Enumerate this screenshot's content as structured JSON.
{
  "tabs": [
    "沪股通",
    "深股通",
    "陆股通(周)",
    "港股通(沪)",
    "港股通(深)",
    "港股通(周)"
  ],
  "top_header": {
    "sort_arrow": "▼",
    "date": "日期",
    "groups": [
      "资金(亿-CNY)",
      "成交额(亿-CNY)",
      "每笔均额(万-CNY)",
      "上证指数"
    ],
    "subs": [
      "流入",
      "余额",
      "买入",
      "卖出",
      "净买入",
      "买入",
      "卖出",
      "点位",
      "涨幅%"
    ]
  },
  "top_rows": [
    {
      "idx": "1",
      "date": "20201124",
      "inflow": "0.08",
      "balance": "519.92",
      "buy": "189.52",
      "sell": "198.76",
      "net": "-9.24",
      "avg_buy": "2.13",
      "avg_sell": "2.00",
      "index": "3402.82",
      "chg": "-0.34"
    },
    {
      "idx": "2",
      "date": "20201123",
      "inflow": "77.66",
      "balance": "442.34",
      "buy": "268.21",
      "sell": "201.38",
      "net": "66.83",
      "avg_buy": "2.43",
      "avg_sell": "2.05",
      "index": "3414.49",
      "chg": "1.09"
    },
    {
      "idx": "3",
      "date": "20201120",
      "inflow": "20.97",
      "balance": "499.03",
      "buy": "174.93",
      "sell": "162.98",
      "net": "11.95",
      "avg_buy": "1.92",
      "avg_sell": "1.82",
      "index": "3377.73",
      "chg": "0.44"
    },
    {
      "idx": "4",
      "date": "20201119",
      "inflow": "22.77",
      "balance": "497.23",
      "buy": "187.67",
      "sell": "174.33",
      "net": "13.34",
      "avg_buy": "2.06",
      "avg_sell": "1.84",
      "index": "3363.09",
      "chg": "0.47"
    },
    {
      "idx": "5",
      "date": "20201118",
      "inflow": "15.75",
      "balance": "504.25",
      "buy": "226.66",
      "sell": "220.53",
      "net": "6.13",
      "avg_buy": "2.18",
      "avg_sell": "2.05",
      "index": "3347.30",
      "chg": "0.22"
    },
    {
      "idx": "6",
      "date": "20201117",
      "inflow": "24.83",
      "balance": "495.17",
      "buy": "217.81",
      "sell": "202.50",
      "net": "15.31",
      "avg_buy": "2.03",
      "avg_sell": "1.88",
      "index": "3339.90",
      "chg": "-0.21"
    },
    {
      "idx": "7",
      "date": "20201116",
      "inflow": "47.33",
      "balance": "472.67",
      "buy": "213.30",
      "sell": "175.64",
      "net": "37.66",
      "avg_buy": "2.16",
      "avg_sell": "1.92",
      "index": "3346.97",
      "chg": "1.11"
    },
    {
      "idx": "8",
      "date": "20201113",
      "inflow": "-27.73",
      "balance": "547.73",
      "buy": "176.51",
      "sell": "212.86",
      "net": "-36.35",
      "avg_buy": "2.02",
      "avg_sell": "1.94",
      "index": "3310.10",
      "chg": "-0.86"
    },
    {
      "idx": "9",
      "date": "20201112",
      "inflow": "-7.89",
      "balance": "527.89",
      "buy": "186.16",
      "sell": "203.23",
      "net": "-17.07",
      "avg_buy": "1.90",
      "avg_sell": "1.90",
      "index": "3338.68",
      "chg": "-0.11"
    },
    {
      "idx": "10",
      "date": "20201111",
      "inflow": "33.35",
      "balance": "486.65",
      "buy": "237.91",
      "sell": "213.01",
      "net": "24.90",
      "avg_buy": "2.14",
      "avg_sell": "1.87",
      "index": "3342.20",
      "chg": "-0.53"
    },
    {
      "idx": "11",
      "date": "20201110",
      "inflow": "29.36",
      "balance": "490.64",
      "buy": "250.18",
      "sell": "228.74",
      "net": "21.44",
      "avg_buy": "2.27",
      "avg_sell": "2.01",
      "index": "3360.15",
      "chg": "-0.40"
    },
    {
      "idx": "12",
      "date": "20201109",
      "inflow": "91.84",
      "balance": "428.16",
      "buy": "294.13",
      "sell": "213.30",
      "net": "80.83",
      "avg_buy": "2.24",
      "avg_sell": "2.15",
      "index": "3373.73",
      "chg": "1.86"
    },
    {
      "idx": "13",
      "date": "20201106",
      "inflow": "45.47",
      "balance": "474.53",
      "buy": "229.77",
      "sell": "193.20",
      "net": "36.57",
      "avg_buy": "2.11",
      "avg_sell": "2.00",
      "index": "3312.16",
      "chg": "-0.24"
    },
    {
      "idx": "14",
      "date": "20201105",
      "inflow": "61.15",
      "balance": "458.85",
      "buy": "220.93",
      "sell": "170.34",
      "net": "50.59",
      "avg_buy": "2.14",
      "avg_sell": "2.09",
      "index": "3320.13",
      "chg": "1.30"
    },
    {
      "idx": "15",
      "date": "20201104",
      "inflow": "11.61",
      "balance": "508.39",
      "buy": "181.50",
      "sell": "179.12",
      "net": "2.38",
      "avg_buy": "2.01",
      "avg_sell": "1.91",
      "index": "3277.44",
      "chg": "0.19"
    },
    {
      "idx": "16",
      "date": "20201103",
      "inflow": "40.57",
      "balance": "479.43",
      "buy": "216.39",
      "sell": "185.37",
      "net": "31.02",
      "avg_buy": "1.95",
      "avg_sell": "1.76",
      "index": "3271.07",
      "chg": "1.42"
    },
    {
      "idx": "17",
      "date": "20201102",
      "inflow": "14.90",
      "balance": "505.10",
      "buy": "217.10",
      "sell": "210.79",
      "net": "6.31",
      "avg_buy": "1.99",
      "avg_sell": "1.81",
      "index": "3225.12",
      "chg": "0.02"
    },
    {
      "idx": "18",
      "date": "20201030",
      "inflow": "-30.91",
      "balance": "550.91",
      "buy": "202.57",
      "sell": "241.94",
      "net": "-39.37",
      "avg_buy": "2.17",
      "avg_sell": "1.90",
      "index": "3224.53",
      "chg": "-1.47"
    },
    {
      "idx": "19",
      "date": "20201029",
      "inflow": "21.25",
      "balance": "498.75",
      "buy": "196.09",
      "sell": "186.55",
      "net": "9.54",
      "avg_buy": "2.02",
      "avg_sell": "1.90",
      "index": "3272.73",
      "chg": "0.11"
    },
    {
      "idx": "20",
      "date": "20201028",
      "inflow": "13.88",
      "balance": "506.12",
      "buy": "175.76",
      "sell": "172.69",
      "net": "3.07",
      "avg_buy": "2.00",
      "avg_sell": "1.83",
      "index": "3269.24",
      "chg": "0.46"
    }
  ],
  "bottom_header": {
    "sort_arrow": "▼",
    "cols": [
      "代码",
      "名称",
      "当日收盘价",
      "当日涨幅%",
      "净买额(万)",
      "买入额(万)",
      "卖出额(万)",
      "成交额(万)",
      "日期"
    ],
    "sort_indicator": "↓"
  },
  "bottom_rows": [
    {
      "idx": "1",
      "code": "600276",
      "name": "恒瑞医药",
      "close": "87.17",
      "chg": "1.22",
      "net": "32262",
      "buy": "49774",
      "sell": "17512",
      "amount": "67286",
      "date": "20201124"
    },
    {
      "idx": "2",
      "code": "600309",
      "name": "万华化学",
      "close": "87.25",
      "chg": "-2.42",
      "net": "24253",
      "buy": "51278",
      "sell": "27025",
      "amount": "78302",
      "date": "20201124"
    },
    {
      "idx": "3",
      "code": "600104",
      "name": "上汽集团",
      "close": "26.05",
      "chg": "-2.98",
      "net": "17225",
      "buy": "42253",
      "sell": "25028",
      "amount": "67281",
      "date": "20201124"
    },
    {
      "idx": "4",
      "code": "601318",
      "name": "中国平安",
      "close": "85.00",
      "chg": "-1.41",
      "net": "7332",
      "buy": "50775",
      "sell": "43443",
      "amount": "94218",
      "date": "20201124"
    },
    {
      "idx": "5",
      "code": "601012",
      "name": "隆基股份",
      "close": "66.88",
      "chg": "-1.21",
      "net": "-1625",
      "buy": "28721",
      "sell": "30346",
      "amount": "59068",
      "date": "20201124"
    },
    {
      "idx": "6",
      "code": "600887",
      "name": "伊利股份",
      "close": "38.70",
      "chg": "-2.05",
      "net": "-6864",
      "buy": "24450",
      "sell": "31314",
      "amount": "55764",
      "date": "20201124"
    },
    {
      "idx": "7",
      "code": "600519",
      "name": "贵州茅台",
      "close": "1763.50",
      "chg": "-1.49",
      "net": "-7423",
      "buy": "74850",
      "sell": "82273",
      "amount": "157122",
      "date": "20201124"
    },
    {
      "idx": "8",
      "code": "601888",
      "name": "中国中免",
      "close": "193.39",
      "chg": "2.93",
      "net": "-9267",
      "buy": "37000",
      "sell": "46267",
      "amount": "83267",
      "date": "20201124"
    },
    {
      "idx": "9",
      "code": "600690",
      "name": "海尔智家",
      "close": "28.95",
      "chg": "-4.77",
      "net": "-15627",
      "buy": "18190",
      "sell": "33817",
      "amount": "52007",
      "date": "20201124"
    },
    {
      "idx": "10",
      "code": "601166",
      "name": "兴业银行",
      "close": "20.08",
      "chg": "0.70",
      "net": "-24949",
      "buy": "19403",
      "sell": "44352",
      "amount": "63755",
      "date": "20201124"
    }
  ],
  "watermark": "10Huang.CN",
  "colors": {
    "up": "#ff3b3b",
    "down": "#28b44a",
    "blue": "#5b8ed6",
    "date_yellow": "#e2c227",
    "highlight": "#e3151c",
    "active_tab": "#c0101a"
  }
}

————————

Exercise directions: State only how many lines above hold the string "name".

Exercise answer: 10